_Exercise description:_
Search the entries for the word "heading" and report each line that has it.

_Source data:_
☆ ☆ ☆ ☆ ☆ ☆ ☆

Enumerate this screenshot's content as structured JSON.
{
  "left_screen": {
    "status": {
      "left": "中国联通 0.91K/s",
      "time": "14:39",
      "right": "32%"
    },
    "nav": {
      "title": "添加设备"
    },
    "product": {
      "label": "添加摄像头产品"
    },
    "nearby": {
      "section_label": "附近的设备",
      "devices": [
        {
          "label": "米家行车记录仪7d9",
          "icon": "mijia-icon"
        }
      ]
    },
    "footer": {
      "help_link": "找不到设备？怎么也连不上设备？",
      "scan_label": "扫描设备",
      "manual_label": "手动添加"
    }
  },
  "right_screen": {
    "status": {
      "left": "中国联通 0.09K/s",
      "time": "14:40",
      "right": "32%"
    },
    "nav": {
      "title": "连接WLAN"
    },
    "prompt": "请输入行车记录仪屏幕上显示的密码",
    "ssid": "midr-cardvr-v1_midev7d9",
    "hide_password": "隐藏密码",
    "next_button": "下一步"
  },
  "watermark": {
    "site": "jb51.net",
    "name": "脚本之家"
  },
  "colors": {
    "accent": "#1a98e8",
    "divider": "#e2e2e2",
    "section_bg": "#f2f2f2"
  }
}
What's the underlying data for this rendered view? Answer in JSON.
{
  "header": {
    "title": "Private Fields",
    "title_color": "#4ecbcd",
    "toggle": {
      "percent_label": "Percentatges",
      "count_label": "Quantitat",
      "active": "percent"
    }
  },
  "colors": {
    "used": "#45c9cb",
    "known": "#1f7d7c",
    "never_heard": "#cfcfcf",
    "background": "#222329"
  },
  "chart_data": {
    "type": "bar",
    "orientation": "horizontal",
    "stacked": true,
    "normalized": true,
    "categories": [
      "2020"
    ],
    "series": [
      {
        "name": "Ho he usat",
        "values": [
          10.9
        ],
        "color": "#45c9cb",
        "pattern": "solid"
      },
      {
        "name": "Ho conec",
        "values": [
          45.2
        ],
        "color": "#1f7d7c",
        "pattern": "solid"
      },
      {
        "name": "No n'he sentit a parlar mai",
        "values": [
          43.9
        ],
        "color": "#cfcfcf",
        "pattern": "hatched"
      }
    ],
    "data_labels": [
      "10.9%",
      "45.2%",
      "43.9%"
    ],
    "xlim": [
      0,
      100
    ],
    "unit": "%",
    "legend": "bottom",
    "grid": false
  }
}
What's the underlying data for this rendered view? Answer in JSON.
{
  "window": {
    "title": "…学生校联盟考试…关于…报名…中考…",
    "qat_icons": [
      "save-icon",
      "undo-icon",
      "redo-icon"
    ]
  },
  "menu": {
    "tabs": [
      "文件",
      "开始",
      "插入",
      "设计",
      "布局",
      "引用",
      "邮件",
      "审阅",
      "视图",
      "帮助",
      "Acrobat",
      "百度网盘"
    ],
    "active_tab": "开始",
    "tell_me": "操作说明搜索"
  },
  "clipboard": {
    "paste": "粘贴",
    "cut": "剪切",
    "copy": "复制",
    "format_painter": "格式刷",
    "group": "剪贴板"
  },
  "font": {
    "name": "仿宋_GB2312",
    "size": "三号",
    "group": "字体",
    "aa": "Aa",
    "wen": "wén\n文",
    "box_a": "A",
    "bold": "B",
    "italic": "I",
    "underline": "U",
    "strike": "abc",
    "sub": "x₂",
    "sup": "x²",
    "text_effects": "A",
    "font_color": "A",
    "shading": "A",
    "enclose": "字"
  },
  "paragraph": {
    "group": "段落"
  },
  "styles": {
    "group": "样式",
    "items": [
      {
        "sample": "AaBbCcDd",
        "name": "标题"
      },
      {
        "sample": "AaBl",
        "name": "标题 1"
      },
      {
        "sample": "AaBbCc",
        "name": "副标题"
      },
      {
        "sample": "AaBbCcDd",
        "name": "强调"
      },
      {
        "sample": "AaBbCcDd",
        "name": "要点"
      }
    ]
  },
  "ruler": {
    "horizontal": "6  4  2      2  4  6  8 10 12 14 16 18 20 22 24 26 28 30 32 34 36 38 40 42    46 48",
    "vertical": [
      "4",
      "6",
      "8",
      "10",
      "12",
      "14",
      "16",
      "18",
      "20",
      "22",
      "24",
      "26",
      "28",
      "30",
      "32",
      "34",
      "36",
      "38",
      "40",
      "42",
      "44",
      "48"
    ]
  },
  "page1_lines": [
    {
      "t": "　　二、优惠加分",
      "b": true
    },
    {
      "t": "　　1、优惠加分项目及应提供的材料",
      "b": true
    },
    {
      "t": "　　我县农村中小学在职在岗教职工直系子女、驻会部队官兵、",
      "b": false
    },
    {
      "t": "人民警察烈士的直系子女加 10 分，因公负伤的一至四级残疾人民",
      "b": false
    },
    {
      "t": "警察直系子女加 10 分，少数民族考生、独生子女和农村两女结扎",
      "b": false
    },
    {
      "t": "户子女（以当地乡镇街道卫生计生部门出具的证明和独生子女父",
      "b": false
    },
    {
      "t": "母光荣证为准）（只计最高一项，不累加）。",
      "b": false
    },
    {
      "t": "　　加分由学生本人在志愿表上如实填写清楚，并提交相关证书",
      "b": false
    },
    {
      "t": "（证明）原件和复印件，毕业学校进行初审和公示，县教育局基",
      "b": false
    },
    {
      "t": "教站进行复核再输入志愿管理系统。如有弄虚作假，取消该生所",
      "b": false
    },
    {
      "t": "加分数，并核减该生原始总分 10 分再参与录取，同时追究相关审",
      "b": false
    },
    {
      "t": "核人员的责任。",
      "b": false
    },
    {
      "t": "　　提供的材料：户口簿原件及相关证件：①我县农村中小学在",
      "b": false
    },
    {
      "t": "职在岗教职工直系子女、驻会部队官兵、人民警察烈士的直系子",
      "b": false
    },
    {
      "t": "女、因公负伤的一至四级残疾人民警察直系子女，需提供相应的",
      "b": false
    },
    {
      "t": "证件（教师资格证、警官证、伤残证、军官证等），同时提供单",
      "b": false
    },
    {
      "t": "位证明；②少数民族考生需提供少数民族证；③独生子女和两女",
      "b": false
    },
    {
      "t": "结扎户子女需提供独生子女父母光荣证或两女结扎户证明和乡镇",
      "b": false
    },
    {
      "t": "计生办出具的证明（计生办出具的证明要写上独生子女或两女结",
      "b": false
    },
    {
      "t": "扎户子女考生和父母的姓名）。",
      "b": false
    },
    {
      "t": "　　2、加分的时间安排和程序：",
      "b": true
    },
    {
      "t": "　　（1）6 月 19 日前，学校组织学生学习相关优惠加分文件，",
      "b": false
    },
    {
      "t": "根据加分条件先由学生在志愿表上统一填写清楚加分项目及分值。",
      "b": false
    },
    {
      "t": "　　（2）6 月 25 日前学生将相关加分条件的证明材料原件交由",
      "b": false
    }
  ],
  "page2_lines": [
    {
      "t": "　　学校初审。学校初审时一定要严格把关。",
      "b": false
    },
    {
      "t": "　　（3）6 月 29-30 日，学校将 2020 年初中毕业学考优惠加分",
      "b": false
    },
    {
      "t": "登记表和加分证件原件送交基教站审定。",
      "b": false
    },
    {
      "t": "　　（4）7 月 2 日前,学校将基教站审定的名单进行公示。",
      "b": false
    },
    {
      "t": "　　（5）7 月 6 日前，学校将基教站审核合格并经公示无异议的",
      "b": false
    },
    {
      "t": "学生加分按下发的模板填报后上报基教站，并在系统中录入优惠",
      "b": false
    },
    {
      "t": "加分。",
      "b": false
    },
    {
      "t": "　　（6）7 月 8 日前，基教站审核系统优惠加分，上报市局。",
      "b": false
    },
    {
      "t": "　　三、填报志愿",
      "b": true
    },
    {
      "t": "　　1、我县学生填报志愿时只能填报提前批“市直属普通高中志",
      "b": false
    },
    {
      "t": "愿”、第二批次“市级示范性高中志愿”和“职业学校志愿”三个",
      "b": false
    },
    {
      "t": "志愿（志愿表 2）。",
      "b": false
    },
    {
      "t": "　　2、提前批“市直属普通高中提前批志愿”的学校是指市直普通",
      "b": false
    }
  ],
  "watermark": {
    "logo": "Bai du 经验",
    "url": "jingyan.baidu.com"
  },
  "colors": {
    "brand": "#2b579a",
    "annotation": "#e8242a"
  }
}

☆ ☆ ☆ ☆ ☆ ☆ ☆

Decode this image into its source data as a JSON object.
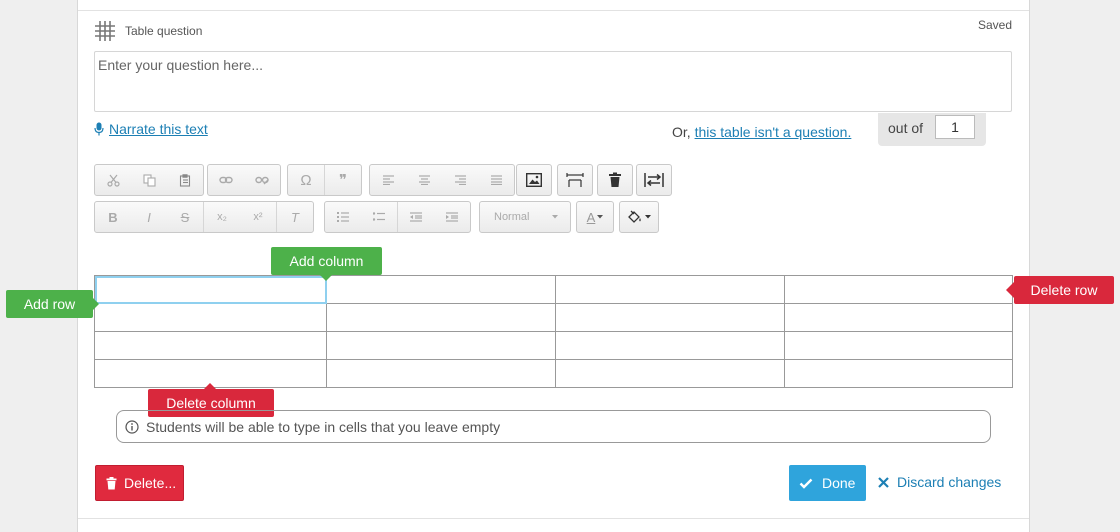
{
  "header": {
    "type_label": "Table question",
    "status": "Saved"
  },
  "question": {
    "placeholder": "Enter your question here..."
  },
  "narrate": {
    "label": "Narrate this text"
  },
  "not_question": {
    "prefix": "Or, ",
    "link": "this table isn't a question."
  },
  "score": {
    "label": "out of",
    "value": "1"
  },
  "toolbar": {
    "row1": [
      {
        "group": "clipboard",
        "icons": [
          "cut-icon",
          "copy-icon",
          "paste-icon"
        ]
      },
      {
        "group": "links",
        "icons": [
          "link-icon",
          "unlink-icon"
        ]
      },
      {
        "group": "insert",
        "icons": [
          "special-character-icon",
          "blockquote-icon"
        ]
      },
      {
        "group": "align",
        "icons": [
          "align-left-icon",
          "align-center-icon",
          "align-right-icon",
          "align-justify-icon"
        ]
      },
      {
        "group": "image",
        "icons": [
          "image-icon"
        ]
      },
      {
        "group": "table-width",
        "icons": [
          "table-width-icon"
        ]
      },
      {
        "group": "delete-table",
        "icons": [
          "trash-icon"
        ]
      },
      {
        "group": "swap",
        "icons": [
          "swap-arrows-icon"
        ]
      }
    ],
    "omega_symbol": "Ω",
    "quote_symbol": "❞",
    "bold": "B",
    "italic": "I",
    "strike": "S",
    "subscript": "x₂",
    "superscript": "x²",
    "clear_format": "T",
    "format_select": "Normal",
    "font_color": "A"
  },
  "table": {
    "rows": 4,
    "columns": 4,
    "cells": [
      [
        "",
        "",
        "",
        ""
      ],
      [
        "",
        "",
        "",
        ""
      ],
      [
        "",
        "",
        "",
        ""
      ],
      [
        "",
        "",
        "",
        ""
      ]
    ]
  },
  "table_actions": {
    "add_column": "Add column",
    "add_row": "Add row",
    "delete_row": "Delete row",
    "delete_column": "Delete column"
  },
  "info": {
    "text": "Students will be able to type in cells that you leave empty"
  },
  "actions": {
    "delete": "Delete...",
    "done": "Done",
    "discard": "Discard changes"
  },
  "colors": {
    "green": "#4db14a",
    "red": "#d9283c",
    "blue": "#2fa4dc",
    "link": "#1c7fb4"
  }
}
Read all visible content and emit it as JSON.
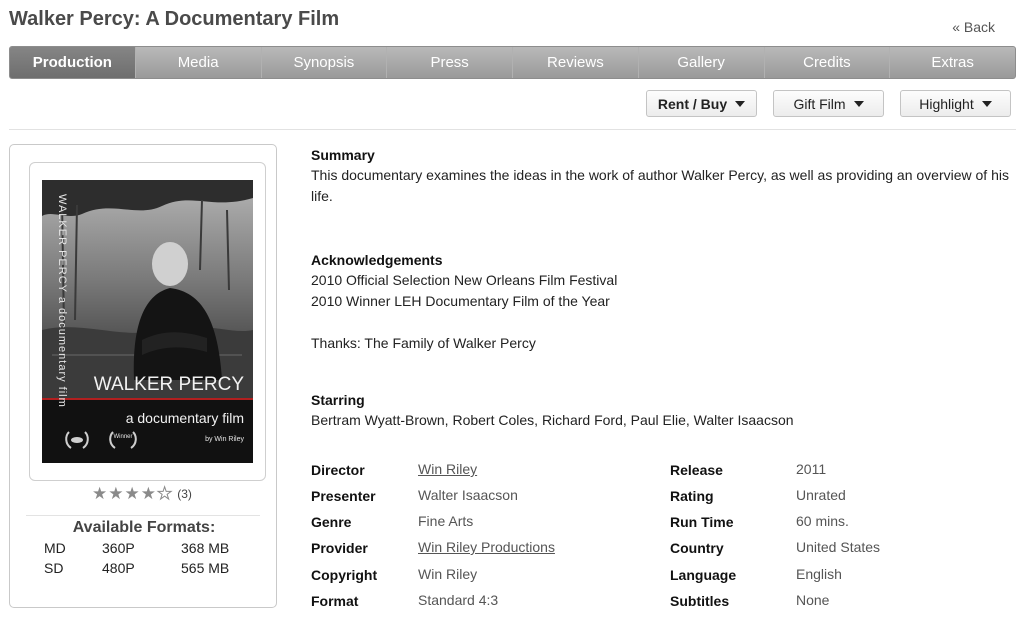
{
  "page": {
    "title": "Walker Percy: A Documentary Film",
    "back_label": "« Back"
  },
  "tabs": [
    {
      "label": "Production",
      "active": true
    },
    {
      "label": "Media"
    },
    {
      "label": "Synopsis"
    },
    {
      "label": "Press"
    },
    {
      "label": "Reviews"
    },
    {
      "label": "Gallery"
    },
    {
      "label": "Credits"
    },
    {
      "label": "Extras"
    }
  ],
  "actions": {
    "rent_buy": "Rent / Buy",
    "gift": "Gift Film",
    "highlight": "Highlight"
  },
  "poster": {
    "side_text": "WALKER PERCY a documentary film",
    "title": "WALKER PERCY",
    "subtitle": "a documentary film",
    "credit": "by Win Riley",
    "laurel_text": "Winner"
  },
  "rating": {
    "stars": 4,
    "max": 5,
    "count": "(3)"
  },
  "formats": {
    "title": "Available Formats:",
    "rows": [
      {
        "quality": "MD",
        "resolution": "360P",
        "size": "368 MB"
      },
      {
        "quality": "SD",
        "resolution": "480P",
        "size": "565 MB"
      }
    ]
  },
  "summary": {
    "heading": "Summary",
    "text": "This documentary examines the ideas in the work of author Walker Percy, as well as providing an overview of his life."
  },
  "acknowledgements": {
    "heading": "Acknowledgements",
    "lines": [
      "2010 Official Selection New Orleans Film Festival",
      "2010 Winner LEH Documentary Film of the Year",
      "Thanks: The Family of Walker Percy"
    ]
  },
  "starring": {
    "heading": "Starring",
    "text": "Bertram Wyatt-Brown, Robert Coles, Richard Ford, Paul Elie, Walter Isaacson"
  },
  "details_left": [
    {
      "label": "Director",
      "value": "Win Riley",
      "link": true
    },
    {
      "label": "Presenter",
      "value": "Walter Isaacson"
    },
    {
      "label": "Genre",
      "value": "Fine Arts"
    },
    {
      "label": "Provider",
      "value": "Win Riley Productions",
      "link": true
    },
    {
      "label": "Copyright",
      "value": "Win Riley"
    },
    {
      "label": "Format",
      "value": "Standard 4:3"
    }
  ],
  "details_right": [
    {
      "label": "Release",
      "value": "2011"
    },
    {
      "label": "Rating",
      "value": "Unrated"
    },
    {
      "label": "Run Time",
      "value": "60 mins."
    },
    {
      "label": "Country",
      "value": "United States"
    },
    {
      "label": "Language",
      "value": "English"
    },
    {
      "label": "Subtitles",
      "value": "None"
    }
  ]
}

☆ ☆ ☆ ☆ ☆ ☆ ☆

_Output of the task:_
    "heading": "Summary",
    "heading": "Acknowledgements",
    "heading": "Starring",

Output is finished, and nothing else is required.